Falling Off the Mountain

by Charlotte Long, Youth Ministries

On the last night of ASP Mission Trip every year, our teams, together with the ASP staff who have made the week possible and other churches living and eating with us, sit around and do a "Share Circle." The idea is to share one moment or experience or idea from your service that week where you saw God. Our Youth Group is used to this because we've had the tradition of "JJJ" since our mission trip in 2013; "JJJ" stands for "Joy, Junk and Jesus" and it's where you share a Joy from your day, a Junk from your day and a moment where you saw or felt Jesus. The kids are not only used to it by now, it's allowed them to get really good at describing the Divine with our limited human words.

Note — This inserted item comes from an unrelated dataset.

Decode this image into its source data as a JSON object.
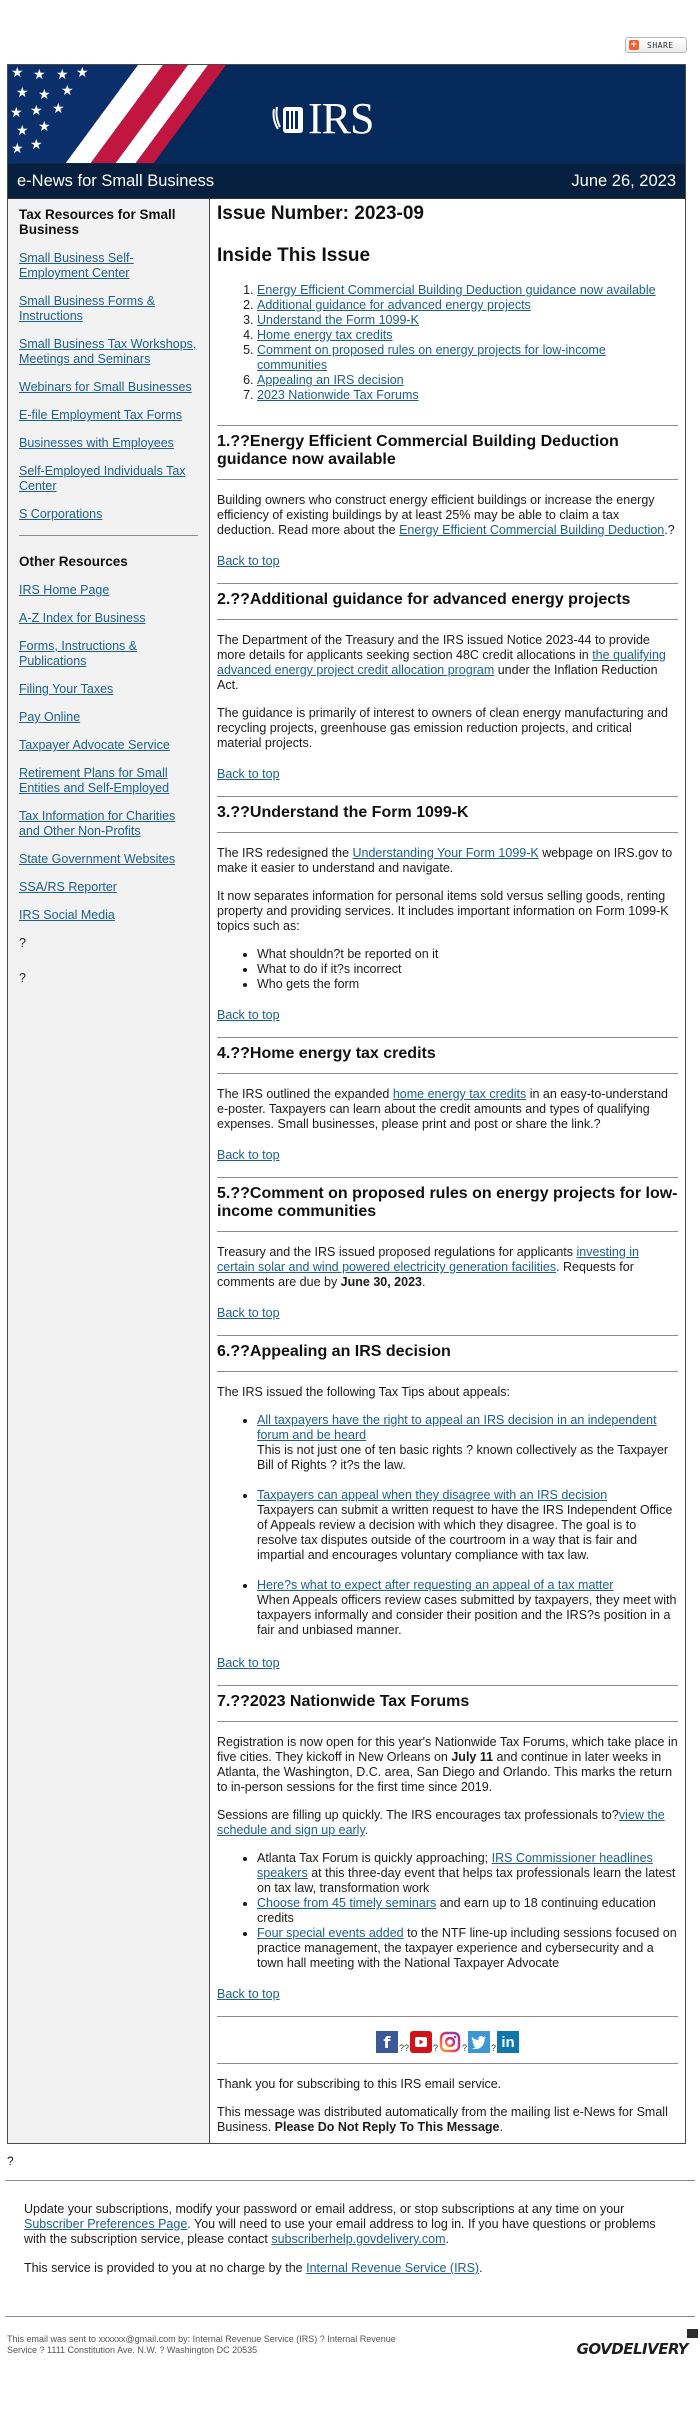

Although you don't have to share anything at the Share Circle, all of our kids did. And they all spoke with such clarity about the love they saw in the families we worked with, in the way different Christians can come together for one week and practice radical love - the frustrating, sweaty, accidentally-hammering-your-thumb kind of love.

Usually for the summer newsletter, I share a little bit from the teens about the trips in their own words. It is especially amazing to watch the kids who have been on ASP all four years - they really find new faces of God every time. But this year feels a little bit different. The week after we returned, once we'd all taken our warm, indoor showers and slept in our fluffy beds, the county in West Virginia we had worked in experienced devastating floods. The kind that clear out an ASP center of volunteers, strand 3 groups at their work sites and submerge a town in water. As of now, we don't know about the condition of the homes we worked in or the families there that loved us so well. It is a strange and scary thing when we experience hope in its brightest form, in the eyes of the families we served, only to see it blown away by some water. It's at this moment that I hear a 14-year old Ginny Wise four years ago looking at a picture of the cosmos during Sunday School and saying, "But where is God in all of this?" And as adults who supposedly have it figured out, we just don't know. I'm crying as I write this because sometimes we are not meant to know, only to go and share love right away.

And I know that if we surrender into love, God shows up for us in our pain. I've already heard a story about a volunteer group who was trapped at their family's work site overnight. They didn't have extra clothes or too much food. The next day they got right back to work on their project. Can you imagine waking up in a kind stranger's home, clothes wet and muddy, and deciding to jump right back in? At first I can't. And then I think of our amazing, hard-working, hard-loving teenagers, and I CAN imagine it. They wouldn't settle for anything less. As Carrie Phillips, an awesome adult volunteer, and my co-Sunday School teacher, said about the families we served, "I fell in love with them in the first few moments." That is what it is like to have God come to you. It's a fall.

If you would like to make a monetary donation to the flood relief for ASP, to make the lives of our ASP staff members Angie, Georgia, Hayden and Lucas a little easier, or to trust that somehow God will give hope to our Greenbrier families Calvin and Tommy, please click the link below and select ‘Greenbrier County, WV'.

Peace.
https://www.asphome.org/rcd/